The first e-mail, which was sent in April, stated that there was "systematic racial discrimination against Africans at the WHO" and that African staff members were "mistreated, sworn (e) shown contempt "from their colleagues based in Geneva.
Two more e-mails addressed to WHO directors complained that senior officials were "trying to stifle" investigations into these problems and also alleged other cases of irregularities, including wrong Ebola funds.
The last email, sent in December, labeled the behavior of an elderly doctor who helped guide the response against Ebola as "unacceptable, unprofessional and racist," citing a November incident at a meeting in which the doctor reported "humiliated, dishonored and diminished" subordinated by the Middle East.
Tedros – a former health minister of Ethiopia and the first African director general of the WHO – said that investigators who examine the allegations "have all my support" and that he would provide more resources if needed.
"To those who are giving us feedback, thank you," he said in a meeting of representatives of the WHO countries in Nairobi, Kenya, last month. "We will do everything to correct (if) there are problems."
But Tedros rejected the claims that the WHO recruitment policies are distorted, arguing that his top management was more geographically heterogeneous and gender-balanced than any other U.N. after taking measures to be more inclusive.
"There's already a change," he said during the December staff meeting, based on an audio recording provided to the AP.
The WHO's internal investigation of misconduct comes after other US agencies have been shaken by harassment complaints.
At UNAIDS, Chief Michel Sidibé agreed to resign in December after an independent report concluded that his "defective leadership" had created a toxic work environment, with employees complaining of unbridled sexual harassment, bullying and power abuse.
The author of the anonymous OMS e-mails also stated that there were "dishonest recruitment and selection processes" that were "equivalent to fraud, corruption and abuse of authority".
In the last anonymous message, the author identified the alleged process of hiring an elderly manager in the EMS emergency department, suggesting that it could lead to errors by incompetent officials involved in efforts to stop the ebola in the Congo.
Some staff members feared that funds donated to stem the spread of the deadly virus "were not used judiciously," the email said, warning that such errors could undermine the credibility of the WHO.
"An airplane was hired to transport three vehicles from the Dubai warehouse at a cost of $ 1 million, why does OMS ship vehicles from Dubai?
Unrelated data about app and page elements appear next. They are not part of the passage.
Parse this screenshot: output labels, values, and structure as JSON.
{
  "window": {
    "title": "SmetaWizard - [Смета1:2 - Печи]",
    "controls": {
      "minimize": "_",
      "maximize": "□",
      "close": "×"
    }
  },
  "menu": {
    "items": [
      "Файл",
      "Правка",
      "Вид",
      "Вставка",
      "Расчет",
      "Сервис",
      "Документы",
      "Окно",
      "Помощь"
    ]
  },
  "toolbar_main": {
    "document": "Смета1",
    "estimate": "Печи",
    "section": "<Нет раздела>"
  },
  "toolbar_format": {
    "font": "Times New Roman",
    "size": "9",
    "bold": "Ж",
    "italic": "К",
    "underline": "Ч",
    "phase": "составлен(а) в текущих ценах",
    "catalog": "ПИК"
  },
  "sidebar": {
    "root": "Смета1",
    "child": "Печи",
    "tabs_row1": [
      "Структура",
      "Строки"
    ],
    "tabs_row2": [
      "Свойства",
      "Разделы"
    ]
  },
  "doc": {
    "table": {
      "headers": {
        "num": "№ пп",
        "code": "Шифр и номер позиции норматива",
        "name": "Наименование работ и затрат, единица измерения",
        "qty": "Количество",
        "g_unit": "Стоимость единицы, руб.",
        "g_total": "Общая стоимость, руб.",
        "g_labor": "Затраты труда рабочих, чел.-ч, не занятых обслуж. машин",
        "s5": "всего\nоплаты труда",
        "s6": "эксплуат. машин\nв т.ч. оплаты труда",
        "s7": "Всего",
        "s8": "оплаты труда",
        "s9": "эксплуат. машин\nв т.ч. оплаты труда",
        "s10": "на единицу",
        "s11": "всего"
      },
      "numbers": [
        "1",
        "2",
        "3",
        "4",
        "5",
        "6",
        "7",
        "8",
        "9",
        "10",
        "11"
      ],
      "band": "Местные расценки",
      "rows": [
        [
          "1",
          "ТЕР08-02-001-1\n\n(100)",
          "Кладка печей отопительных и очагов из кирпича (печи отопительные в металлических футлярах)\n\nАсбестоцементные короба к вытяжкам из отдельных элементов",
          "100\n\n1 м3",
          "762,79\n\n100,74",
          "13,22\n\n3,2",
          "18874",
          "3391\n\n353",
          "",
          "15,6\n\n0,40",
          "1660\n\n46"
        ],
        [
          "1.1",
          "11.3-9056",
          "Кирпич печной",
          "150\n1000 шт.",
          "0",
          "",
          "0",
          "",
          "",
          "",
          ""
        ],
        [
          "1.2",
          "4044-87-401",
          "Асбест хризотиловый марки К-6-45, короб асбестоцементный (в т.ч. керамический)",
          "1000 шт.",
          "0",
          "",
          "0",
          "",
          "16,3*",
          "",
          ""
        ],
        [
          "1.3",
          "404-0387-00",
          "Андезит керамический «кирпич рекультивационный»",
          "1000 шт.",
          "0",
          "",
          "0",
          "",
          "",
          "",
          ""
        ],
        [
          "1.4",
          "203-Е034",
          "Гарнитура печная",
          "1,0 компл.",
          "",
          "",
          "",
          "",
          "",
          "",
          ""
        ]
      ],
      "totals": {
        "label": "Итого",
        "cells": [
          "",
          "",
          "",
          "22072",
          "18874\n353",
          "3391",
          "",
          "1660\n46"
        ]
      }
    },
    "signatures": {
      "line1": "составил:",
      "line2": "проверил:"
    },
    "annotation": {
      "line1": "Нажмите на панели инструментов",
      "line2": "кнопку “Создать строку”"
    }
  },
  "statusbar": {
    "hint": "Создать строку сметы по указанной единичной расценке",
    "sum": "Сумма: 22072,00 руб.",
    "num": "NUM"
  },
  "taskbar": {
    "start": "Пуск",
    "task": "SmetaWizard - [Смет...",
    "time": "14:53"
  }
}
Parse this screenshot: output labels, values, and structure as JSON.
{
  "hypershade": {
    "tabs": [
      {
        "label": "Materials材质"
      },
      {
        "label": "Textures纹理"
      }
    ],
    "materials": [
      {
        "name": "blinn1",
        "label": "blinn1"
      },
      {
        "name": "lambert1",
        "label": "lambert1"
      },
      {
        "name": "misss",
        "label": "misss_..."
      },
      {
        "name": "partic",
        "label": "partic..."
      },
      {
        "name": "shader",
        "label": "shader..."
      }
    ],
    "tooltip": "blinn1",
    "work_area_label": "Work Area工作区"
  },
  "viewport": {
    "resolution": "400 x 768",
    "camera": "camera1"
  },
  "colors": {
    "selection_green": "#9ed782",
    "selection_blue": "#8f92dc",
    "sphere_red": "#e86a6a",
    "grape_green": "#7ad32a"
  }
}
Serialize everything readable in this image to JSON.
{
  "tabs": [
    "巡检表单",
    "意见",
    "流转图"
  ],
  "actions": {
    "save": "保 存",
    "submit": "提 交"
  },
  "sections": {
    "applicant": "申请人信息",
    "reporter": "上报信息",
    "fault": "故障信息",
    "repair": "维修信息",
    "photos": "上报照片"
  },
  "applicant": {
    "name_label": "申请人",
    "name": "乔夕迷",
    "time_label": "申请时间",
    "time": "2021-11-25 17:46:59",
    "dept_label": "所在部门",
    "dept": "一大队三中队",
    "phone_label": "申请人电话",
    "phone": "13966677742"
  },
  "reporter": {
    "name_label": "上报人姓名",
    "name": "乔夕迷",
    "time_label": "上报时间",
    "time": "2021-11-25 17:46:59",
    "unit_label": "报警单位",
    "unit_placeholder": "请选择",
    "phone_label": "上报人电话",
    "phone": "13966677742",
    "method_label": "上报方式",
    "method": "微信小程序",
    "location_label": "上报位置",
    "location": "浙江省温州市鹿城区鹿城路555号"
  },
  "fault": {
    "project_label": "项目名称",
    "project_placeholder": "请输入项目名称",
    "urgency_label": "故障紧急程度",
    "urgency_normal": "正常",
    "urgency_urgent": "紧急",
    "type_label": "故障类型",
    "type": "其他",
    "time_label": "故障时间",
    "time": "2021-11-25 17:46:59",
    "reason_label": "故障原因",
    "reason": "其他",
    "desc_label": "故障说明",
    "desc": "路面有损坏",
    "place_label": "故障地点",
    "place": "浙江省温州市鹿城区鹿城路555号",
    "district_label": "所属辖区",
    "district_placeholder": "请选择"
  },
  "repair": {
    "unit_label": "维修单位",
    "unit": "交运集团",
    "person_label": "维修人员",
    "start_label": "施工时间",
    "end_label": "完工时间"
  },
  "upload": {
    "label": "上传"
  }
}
We would appreciate the logic when the jeeps in the Democratic Republic of the Congo (Congo) can be purchased at $ 80,000 per vehicle, "said the e-mail, claiming that the stories of logistical corruption and purchases in the EMS Geneva department are" legendary ".
David Webb, director of the OMS internal oversight office, said he and his team would monitor those allegations, as well as about 150 other statements that were reported to his office this year. Webb said the investigations would be conducted independently, although this would be done by the WHO members.
Critics outside the organization said it was not enough.
"That is the same office that destroyed the initial investigation of UNAIDS," said Edward Flaherty, a lawyer representing Martina Brostrom, the UNAIDS informant whose sexual harassment allegations led to the resignation of Sidibé. "Having an internal investigation at WHO is as good as doing nothing".
Oyewale Tomori, a Nigerian virologist who previously worked at WHO and is now part of some of his counseling groups, was not surprised by the claims of racism, sexism and corruption.
"After what I saw at WHO, I have no doubt that everything in those emails is true," he said.
Join the conversation chirping and Facebook.